Over the last several months I've been playing a lot of role-playing games on my Nintendo DS. For those who don't play video games, a role-playing game usually involves going on an adventure with a party of other people. Often, the game allows you to name those people in your party, or partially name them. You're given a prefix--"Chrono," for example--which you can then personalize by typing a name. Your party would then be filled with people with names like ChronoTeresa, ChronoSybil or ChronoJoe.
From what I've learned talking to other players, it's common to name members of your party after friends and family. The same names wind up being used over and over, with different characters in different video games. It's what I do when I play.
Earlier this year, I was playing an older role-playing game called Tactics Ogre: The Knight of Lodis and I had named a flying hawk man character after my friend Joe. Hawk man Joe was very powerful in battle situations, and as I was playing, I found myself pausing for a moment to think fondly and gratefully about my time spent gaming with hawk man Joe. Then I began to think about all the other "Joe" characters I'd adventured with in video games. All different, yet tied together by their namesake, my real friend, Joe.
It seemed really cool to me that there were these different Joes running around in a digital multiverse. I enjoyed all these layers of memories of times I'd spent with the game version Joes, which were in turn layered on to my feelings of friendship for the real Joe. I felt suffused with positive emotions and camaraderie until I considered a potential downside.
I've known a few people who have fought with friends in dreams and then held a grudge against those same friends in real life. I always thought that behavior was downright crazy. Was I doing something similarly dangerous with the gaming Joes and real Joe?
I found my answer in The Daily Mail, which all reasonable people uphold as a benchmark of normalcy. As reported in this riveting story, researchers have identified something called Game Transfer Phenomena (GTP), which occurs when gamers transfer their "screen experiences into the real world."
The researchers mentioned in the article are mainly concerned with the type of behavior that results from GTP, which in some cases appears to be violent. I was more interested in gamers' attempts to access menus in real-life situations, or other bizarre effects:
Almost all the participants had experienced some type of involuntary thoughts in relation to video games. They thought in the same way as when they were gaming, with half of participants often looking to use something from a video game to resolve a real-life issue. In some cases these thoughts were accompanied by reflexes - such as reaching to click a button on the controller when it wasn't in their hands - while on other occasions gamers visualized their thoughts in the form of game menus.

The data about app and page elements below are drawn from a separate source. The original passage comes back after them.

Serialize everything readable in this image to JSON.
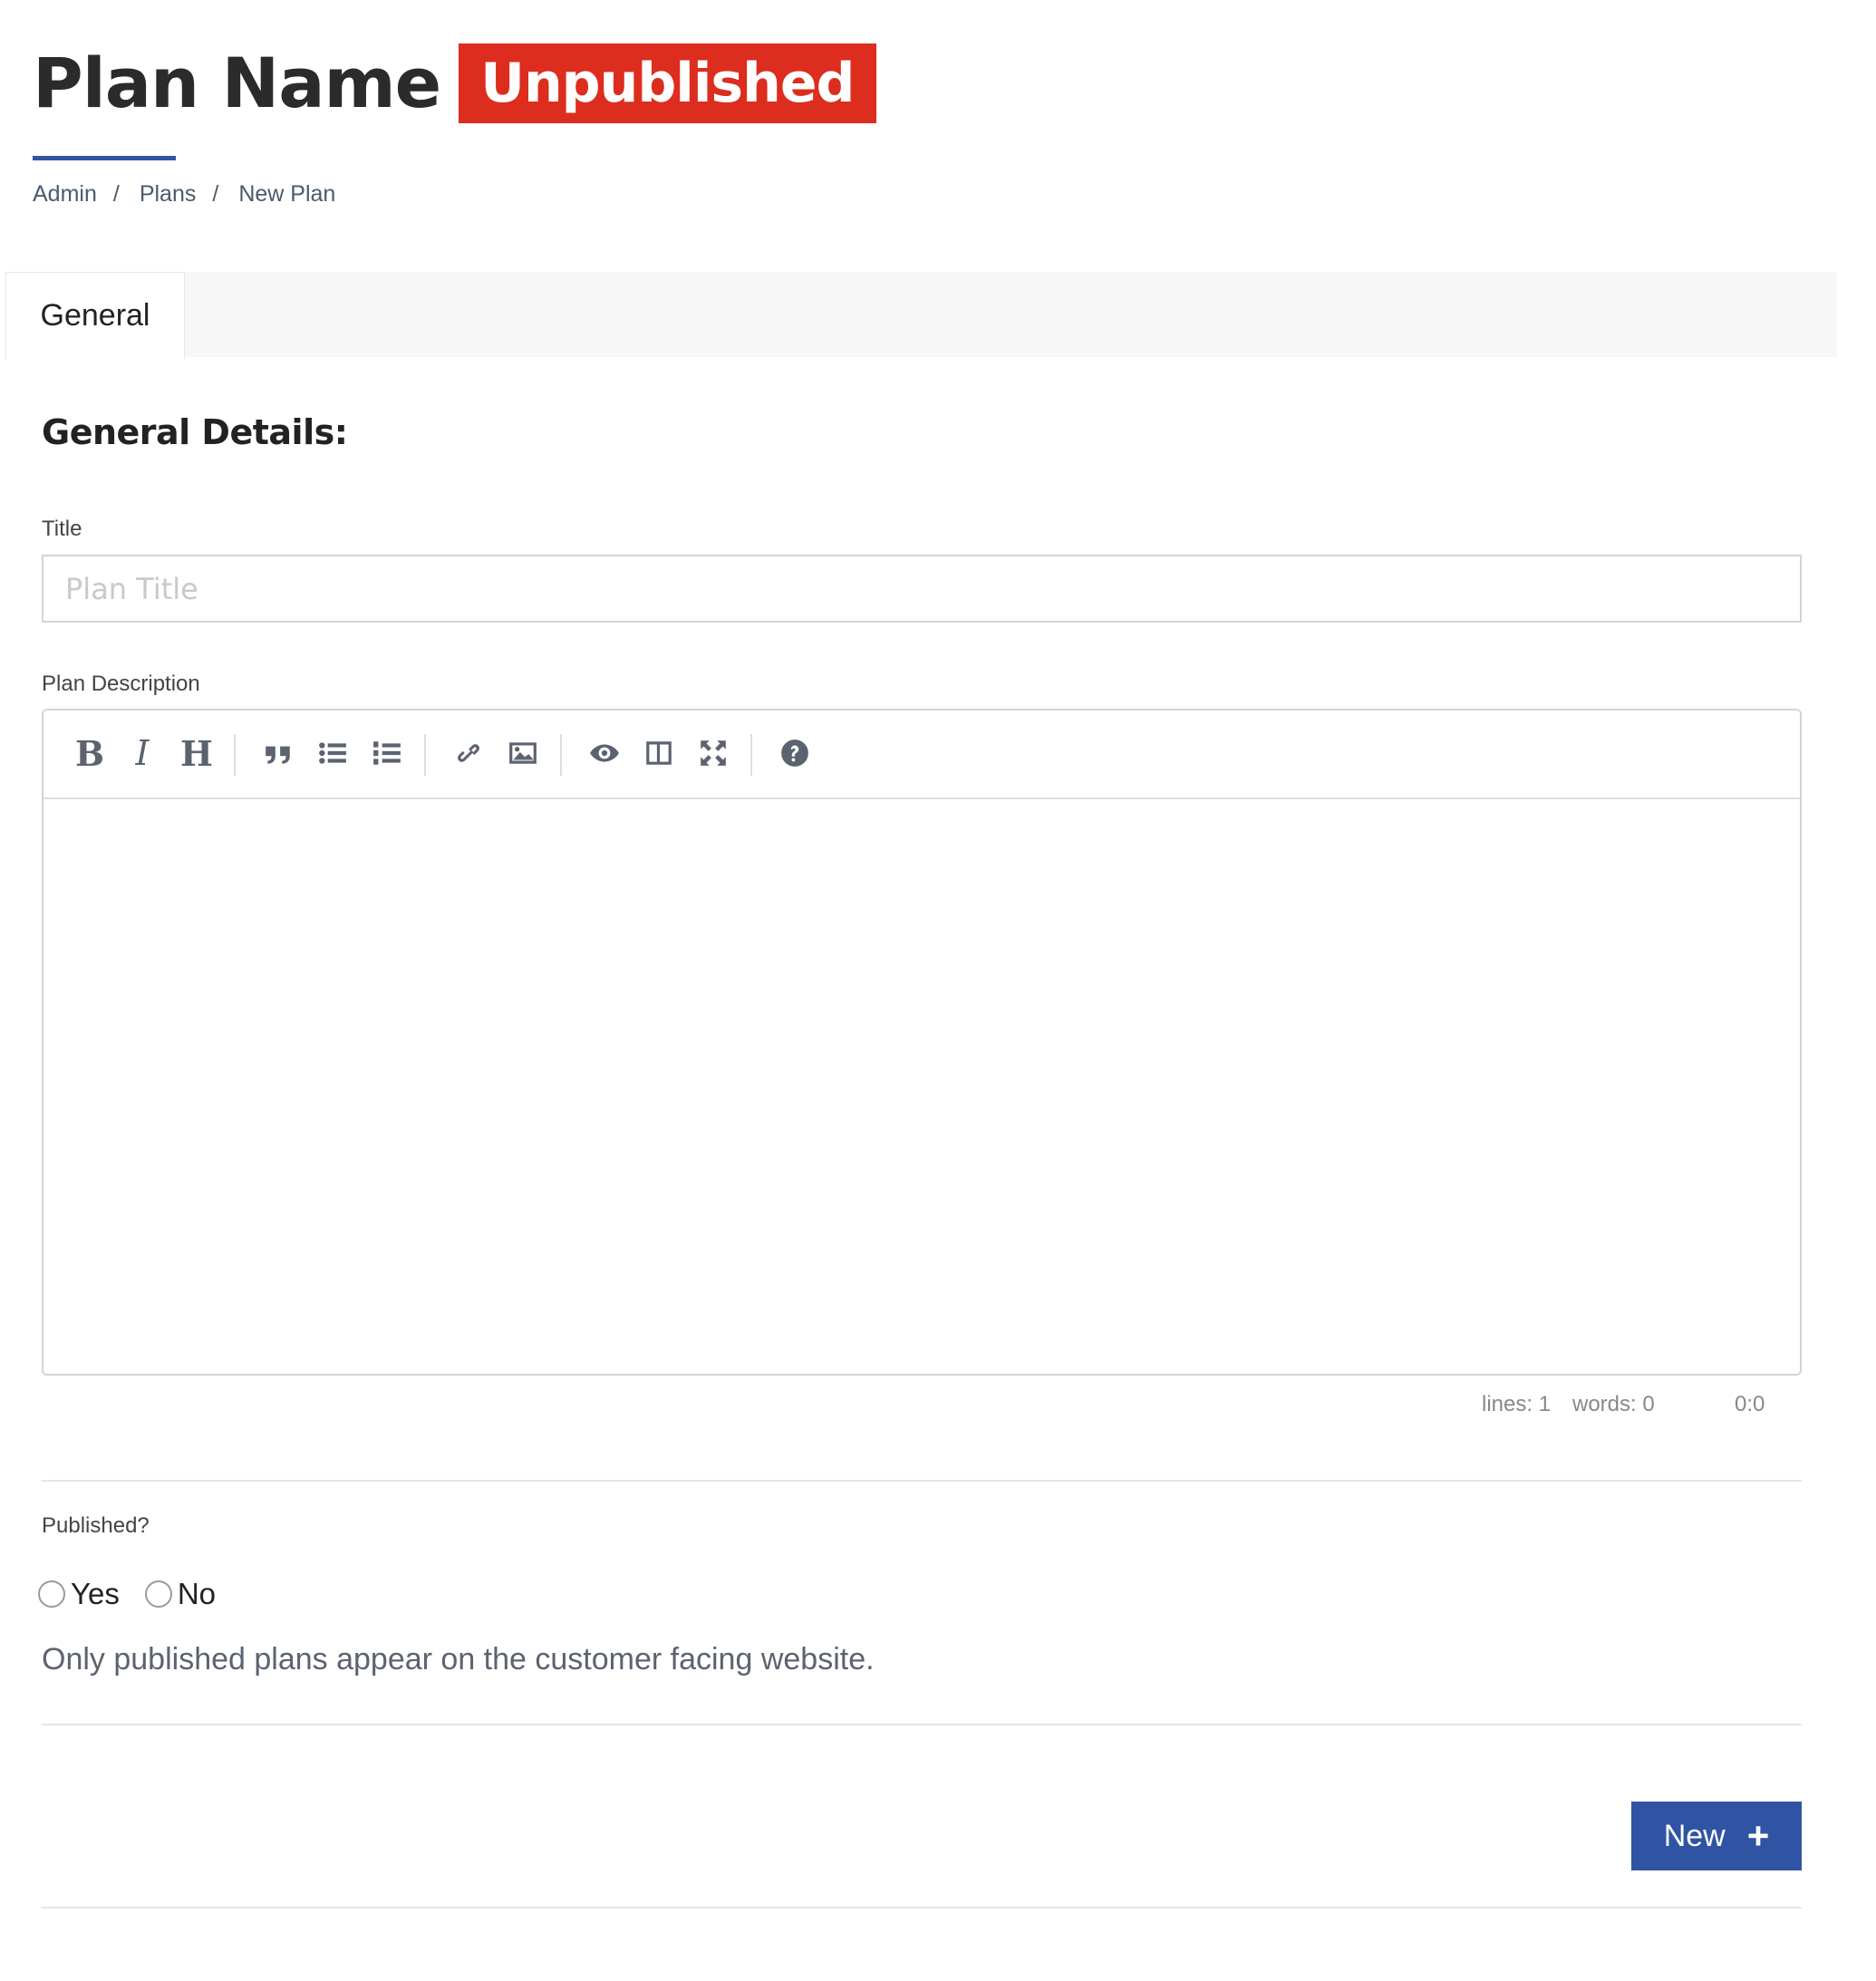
{
  "header": {
    "title": "Plan Name",
    "status_badge": "Unpublished",
    "breadcrumb": [
      "Admin",
      "Plans",
      "New Plan"
    ],
    "breadcrumb_separator": "/"
  },
  "tabs": [
    {
      "label": "General",
      "active": true
    }
  ],
  "section": {
    "heading": "General Details:"
  },
  "form": {
    "title_label": "Title",
    "title_placeholder": "Plan Title",
    "title_value": "",
    "description_label": "Plan Description",
    "editor_toolbar": {
      "bold": "B",
      "italic": "I",
      "heading": "H",
      "icons": [
        "bold-icon",
        "italic-icon",
        "heading-icon",
        "quote-icon",
        "unordered-list-icon",
        "ordered-list-icon",
        "link-icon",
        "image-icon",
        "preview-icon",
        "side-by-side-icon",
        "fullscreen-icon",
        "help-icon"
      ]
    },
    "editor_status": {
      "lines": "lines: 1",
      "words": "words: 0",
      "cursor": "0:0"
    },
    "published_label": "Published?",
    "published_options": [
      "Yes",
      "No"
    ],
    "published_selected": null,
    "published_help": "Only published plans appear on the customer facing website."
  },
  "actions": {
    "new_label": "New",
    "new_icon": "plus-icon"
  },
  "colors": {
    "accent": "#2f54a3",
    "badge": "#dc2d1e",
    "text": "#333333",
    "muted": "#5b6370"
  }
}
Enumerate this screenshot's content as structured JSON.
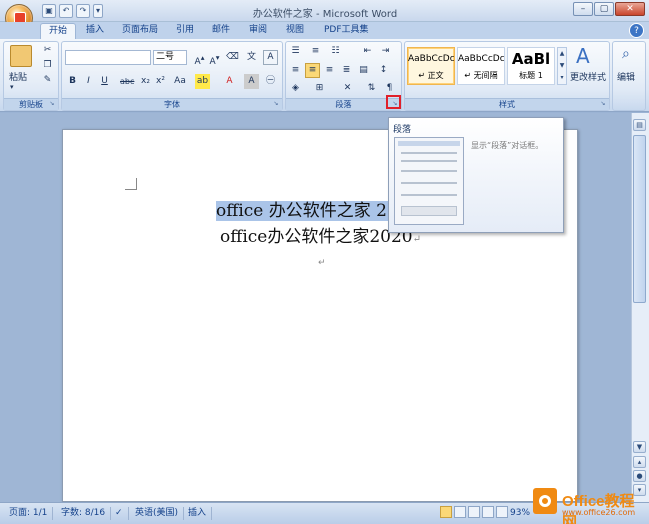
{
  "window": {
    "title": "办公软件之家 - Microsoft Word"
  },
  "tabs": [
    {
      "label": "开始"
    },
    {
      "label": "插入"
    },
    {
      "label": "页面布局"
    },
    {
      "label": "引用"
    },
    {
      "label": "邮件"
    },
    {
      "label": "审阅"
    },
    {
      "label": "视图"
    },
    {
      "label": "PDF工具集"
    }
  ],
  "groups": {
    "clipboard": {
      "label": "剪贴板",
      "paste_label": "粘贴"
    },
    "font": {
      "label": "字体",
      "font_name": "",
      "font_size": "二号"
    },
    "paragraph": {
      "label": "段落"
    },
    "styles": {
      "label": "样式",
      "items": [
        {
          "sample": "AaBbCcDc",
          "name": "↵ 正文"
        },
        {
          "sample": "AaBbCcDc",
          "name": "↵ 无间隔"
        },
        {
          "sample": "AaBl",
          "name": "标题 1"
        }
      ],
      "change_label": "更改样式"
    },
    "editing": {
      "label": "编辑"
    }
  },
  "tooltip": {
    "title": "段落",
    "description": "显示“段落”对话框。"
  },
  "document": {
    "line1": "office 办公软件之家 2020",
    "line1_mark": "↵",
    "line2": "office办公软件之家2020",
    "line2_mark": "↵",
    "line3_mark": "↵"
  },
  "status": {
    "page": "页面: 1/1",
    "words": "字数: 8/16",
    "language": "英语(美国)",
    "mode": "插入",
    "zoom": "93%"
  },
  "watermark": {
    "brand": "Office教程网",
    "url": "www.office26.com"
  },
  "colors": {
    "accent": "#15428b",
    "ribbon": "#dbe6f4",
    "selection": "#aac4e8",
    "highlight": "#e0202a"
  }
}
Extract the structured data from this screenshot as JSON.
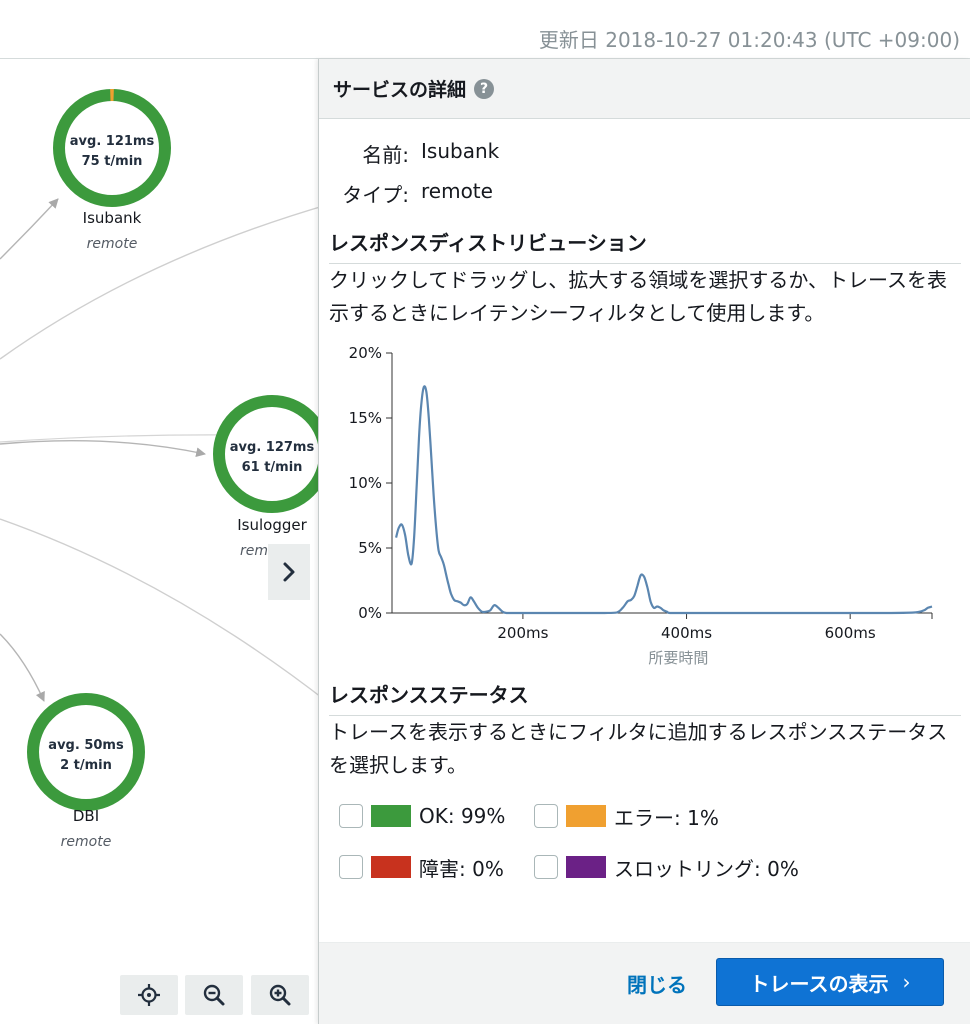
{
  "header": {
    "updated": "更新日 2018-10-27 01:20:43 (UTC +09:00)"
  },
  "colors": {
    "healthy": "#3c9a3d",
    "error": "#f0a030",
    "fault": "#c8321e",
    "throttle": "#6b2186",
    "primary": "#0f73d4",
    "line": "#5b86b0"
  },
  "map": {
    "nodes": [
      {
        "id": "isubank",
        "avg": "avg. 121ms",
        "rate": "75 t/min",
        "name": "Isubank",
        "type": "remote",
        "error_fraction": 0.01
      },
      {
        "id": "isulogger",
        "avg": "avg. 127ms",
        "rate": "61 t/min",
        "name": "Isulogger",
        "type": "rem",
        "error_fraction": 0
      },
      {
        "id": "dbi",
        "avg": "avg. 50ms",
        "rate": "2 t/min",
        "name": "DBI",
        "type": "remote",
        "error_fraction": 0
      }
    ]
  },
  "panel": {
    "title": "サービスの詳細",
    "name_key": "名前:",
    "name_value": "Isubank",
    "type_key": "タイプ:",
    "type_value": "remote",
    "dist_title": "レスポンスディストリビューション",
    "dist_desc": "クリックしてドラッグし、拡大する領域を選択するか、トレースを表示するときにレイテンシーフィルタとして使用します。",
    "status_title": "レスポンスステータス",
    "status_desc": "トレースを表示するときにフィルタに追加するレスポンスステータスを選択します。",
    "statuses": [
      {
        "label": "OK: 99%",
        "color": "#3c9a3d"
      },
      {
        "label": "エラー: 1%",
        "color": "#f0a030"
      },
      {
        "label": "障害: 0%",
        "color": "#c8321e"
      },
      {
        "label": "スロットリング: 0%",
        "color": "#6b2186"
      }
    ],
    "close_label": "閉じる",
    "primary_label": "トレースの表示",
    "primary_chevron": "›"
  },
  "chart_data": {
    "type": "line",
    "title": "",
    "xlabel": "所要時間",
    "ylabel": "",
    "xlim": [
      40,
      700
    ],
    "ylim": [
      0,
      20
    ],
    "x_ticks": [
      200,
      400,
      600
    ],
    "x_tick_labels": [
      "200ms",
      "400ms",
      "600ms"
    ],
    "y_ticks": [
      0,
      5,
      10,
      15,
      20
    ],
    "y_tick_labels": [
      "0%",
      "5%",
      "10%",
      "15%",
      "20%"
    ],
    "grid": false,
    "series": [
      {
        "name": "",
        "x": [
          45,
          48,
          52,
          56,
          60,
          64,
          67,
          70,
          73,
          76,
          79,
          82,
          85,
          88,
          91,
          94,
          97,
          100,
          103,
          106,
          109,
          112,
          116,
          120,
          124,
          128,
          132,
          136,
          140,
          145,
          150,
          155,
          160,
          165,
          170,
          175,
          180,
          190,
          200,
          220,
          240,
          260,
          280,
          300,
          315,
          322,
          328,
          332,
          336,
          340,
          344,
          348,
          352,
          356,
          360,
          364,
          368,
          372,
          376,
          380,
          400,
          450,
          500,
          550,
          600,
          650,
          680,
          690,
          695,
          700
        ],
        "y": [
          5.8,
          6.5,
          6.8,
          6.0,
          4.4,
          3.8,
          5.8,
          9.5,
          13.5,
          16.2,
          17.4,
          17.0,
          15.0,
          12.0,
          9.0,
          6.5,
          4.8,
          4.3,
          3.8,
          3.0,
          2.2,
          1.5,
          1.0,
          0.9,
          0.8,
          0.6,
          0.7,
          1.2,
          0.9,
          0.4,
          0.1,
          0.1,
          0.2,
          0.6,
          0.4,
          0.1,
          0.0,
          0.0,
          0.0,
          0.0,
          0.0,
          0.0,
          0.0,
          0.0,
          0.05,
          0.4,
          0.9,
          1.0,
          1.3,
          2.1,
          2.9,
          2.8,
          2.0,
          0.9,
          0.4,
          0.5,
          0.4,
          0.2,
          0.1,
          0.0,
          0.0,
          0.0,
          0.0,
          0.0,
          0.0,
          0.0,
          0.05,
          0.2,
          0.4,
          0.5
        ]
      }
    ]
  }
}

I have wished for power-ups in my daily life but I don't think I've ever searched for a button to click while walking around town. Now that I think about it, though, I'd be happy to see game menu options such as "Mine Gold," "Flatter," "Throw Fruit" or "Mount Dragon" appear in my daily life.